What a delicious read! This book combines two of my favorites: Jane Austen and P.D. James. James writes here in the style of Austen.
She has taken up the story of two of the most-loved characters from Pride and Prejudice, Mr. Darcy and Elizabeth Bennet, now Mr. and Mrs Darcy of Pemberley. We meet them six years after their wedding, now at home with their two sons. Elizabeth has adjusted to the role of mistress of Pemberley and is busily planning the Lady Anne ball held each October in honor of her husband's late mother. The ball is to take place on the morrow when suddenly all the best-laid plans are torn asunder by a violent death which occurs in a woodland on the Pemberley estate.

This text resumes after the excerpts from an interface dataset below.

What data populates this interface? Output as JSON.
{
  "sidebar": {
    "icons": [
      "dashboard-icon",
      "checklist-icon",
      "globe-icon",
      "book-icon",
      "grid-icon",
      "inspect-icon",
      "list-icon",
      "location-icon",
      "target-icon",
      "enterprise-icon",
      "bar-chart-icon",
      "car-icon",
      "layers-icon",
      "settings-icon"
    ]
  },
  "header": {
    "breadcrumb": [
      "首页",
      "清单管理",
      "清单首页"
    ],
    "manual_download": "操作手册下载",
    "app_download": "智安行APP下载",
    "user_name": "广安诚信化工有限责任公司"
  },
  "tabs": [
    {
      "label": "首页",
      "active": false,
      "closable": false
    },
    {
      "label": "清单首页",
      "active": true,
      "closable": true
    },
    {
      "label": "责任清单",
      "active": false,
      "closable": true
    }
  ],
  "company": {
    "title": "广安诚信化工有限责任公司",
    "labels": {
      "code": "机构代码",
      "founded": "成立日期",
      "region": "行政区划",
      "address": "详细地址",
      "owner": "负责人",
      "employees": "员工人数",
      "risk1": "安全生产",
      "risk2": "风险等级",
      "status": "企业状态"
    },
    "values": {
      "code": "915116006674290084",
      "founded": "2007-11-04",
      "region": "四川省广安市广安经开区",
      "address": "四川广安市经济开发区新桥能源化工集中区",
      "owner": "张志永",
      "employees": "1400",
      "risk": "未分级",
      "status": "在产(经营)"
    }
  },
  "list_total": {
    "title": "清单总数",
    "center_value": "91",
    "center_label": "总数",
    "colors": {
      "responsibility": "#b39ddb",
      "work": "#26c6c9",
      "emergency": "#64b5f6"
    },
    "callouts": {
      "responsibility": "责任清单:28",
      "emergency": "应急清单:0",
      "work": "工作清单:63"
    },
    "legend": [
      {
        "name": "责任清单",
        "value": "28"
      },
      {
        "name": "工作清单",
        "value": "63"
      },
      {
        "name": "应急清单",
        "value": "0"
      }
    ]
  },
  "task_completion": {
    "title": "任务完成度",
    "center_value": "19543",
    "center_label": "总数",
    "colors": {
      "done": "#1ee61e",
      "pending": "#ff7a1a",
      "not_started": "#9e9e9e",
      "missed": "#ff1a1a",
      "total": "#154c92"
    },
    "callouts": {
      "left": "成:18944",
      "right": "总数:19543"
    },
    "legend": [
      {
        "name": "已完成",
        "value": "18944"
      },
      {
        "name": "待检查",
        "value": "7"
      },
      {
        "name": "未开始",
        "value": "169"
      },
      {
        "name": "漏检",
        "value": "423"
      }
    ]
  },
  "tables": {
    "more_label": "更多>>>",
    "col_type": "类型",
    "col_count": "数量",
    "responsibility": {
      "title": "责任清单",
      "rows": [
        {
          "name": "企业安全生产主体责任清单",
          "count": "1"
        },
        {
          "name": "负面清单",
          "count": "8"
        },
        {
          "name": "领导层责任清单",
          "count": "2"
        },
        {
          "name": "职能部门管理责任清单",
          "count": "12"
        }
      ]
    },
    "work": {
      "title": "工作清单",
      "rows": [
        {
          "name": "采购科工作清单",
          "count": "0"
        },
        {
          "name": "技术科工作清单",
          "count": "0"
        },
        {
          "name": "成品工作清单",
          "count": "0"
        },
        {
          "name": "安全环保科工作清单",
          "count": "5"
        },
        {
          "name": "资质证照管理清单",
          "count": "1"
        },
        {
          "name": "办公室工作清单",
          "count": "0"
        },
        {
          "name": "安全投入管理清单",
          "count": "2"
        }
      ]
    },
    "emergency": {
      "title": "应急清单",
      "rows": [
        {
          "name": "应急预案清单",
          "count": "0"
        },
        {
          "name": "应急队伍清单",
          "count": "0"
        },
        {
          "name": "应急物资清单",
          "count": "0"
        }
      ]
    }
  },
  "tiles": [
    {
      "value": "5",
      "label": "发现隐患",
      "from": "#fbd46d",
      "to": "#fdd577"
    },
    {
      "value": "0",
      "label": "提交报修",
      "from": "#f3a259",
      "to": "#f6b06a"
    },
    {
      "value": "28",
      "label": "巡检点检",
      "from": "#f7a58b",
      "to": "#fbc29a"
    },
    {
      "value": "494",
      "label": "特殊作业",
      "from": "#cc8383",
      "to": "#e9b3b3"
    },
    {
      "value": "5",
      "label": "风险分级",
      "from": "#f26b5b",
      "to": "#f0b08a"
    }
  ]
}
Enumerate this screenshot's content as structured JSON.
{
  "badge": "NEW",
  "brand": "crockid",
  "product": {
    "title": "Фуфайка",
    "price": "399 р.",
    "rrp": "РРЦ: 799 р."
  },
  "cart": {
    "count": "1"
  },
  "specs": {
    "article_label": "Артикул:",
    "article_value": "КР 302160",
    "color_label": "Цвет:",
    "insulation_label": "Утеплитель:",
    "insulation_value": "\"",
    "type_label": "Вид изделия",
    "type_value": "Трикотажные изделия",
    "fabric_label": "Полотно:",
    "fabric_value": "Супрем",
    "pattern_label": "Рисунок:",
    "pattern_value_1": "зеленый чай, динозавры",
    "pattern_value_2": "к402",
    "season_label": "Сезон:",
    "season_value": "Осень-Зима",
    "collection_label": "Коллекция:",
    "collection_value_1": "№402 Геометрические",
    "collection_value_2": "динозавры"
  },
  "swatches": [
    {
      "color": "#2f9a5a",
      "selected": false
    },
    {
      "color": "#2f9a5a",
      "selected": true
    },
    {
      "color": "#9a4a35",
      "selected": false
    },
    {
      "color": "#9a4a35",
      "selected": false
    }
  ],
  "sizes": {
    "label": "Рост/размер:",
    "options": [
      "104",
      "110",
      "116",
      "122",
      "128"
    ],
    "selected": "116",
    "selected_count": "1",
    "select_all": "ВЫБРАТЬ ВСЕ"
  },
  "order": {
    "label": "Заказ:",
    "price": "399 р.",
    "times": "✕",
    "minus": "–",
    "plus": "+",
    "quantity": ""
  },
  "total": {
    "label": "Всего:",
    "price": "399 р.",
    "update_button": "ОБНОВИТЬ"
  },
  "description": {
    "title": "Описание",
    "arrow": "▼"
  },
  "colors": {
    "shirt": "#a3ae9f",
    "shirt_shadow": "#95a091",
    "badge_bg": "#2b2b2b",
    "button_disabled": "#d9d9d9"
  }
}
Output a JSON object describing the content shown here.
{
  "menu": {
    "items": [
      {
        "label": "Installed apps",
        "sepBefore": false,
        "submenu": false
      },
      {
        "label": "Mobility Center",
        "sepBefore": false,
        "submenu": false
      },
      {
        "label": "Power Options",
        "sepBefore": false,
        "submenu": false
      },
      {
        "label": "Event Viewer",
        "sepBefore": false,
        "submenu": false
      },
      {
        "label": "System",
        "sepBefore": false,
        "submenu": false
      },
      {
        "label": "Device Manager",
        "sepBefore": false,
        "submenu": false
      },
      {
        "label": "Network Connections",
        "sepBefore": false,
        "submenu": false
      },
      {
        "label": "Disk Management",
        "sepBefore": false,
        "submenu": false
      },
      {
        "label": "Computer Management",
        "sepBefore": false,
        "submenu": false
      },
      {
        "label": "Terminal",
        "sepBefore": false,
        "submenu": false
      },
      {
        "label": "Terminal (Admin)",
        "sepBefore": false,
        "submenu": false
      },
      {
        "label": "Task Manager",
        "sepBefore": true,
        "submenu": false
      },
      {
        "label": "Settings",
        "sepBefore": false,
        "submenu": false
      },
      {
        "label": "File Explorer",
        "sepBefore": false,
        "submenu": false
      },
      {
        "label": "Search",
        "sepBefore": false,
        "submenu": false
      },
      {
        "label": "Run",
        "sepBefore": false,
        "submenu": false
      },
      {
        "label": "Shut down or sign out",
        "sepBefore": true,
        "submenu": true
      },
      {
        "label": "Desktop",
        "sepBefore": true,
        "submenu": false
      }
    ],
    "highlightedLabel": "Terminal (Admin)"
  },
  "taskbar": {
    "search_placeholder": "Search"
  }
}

Most distressingly, the Darcys first learn of the death when a horse-drawn conveyance comes barreling up to the house and a hysterically screaming woman emerges from it. The woman turns out to be Elizabeth's ditzy youngest sister, Lydia, who is screaming that "Wickham is dead!"
As it turns out Wickham is not dead but his friend is. Denny has been killed by a violent blow to the head and since Wickham is found with the body and is covered in blood, and since he says, "I've killed my only friend! It's my fault!", he is charged with murder and must stand trial.
In the late 18th/early 19th centuries, having a relative, even a relative by marriage, stand trial for murder is a scandal from which a family might never recover. But despite all the odious Wickham has done to cause them pain, Elizabeth and Darcy cannot really believe him guilty of murder and they set out to help in any way they can.
The mystery that is woven here by James is not up to her usual standards. The complications and convolutions of the plot are caused mostly by the hidebound social conventions of the era, the conventions about which Austen wrote with such humor and empathy. James lives in a vastly different time, two centuries later and she finds little humor in the conventions that keep women firmly under the thumbs of their male "protectors" but she still manages to convey the empathy for those who are bound by those conventions. She does a good job of channeling Jane and brings off one of the more successful Austen pastiches that I have read.